The first circled crosses were carved in the 4th century in what is now Ireland. Up until the 15th century, this monument type of cross was still being carved. The headstone type of Celtic crosses often found in Irish graveyards today are generally less than a hundred years old, the result of the Celtic revival of the 1800s.
There are two main types of Celtic crosses, the incised slab style and the freestanding cross. The incised slab cross is carved only in relief on a rectangular stone slab. The freestanding form has the rock cut away to reveal a true cross-shaped stone.
A capstone, which resembles a house complete with roof, was sometimes placed on the top of the cross for protection. Many crosses were carved with ornate weaved patterns on the sides and back, while scenes from the Bible and mythology decorated the main portions.
The famous Celtic crosses in Ireland range from the 8-foot high St. Patrick's Cross in Carndonagh to the over 18-foot tall Muiredach's Cross in Monasterboice.

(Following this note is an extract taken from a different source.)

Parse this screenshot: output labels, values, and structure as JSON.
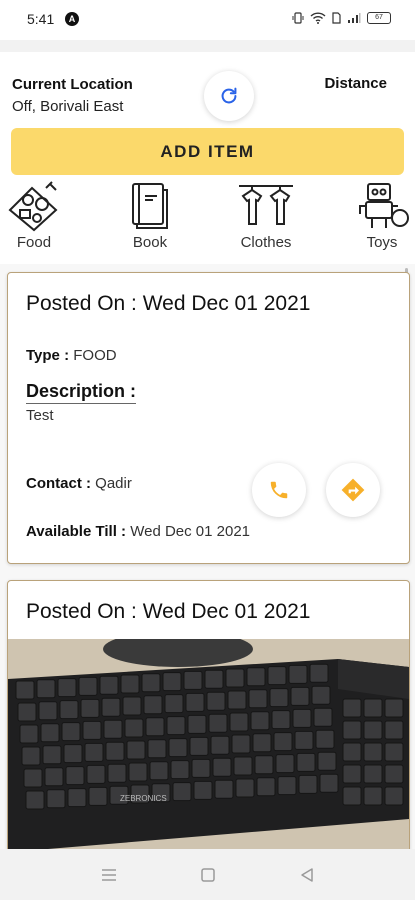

A story tells of the pagan residents of Ireland showing St. Patrick a ring they had carved in stone, a symbol of their sun god. St. Patrick etched the mark of the cross on the ring and blessed the stone, creating the first "Celtic cross."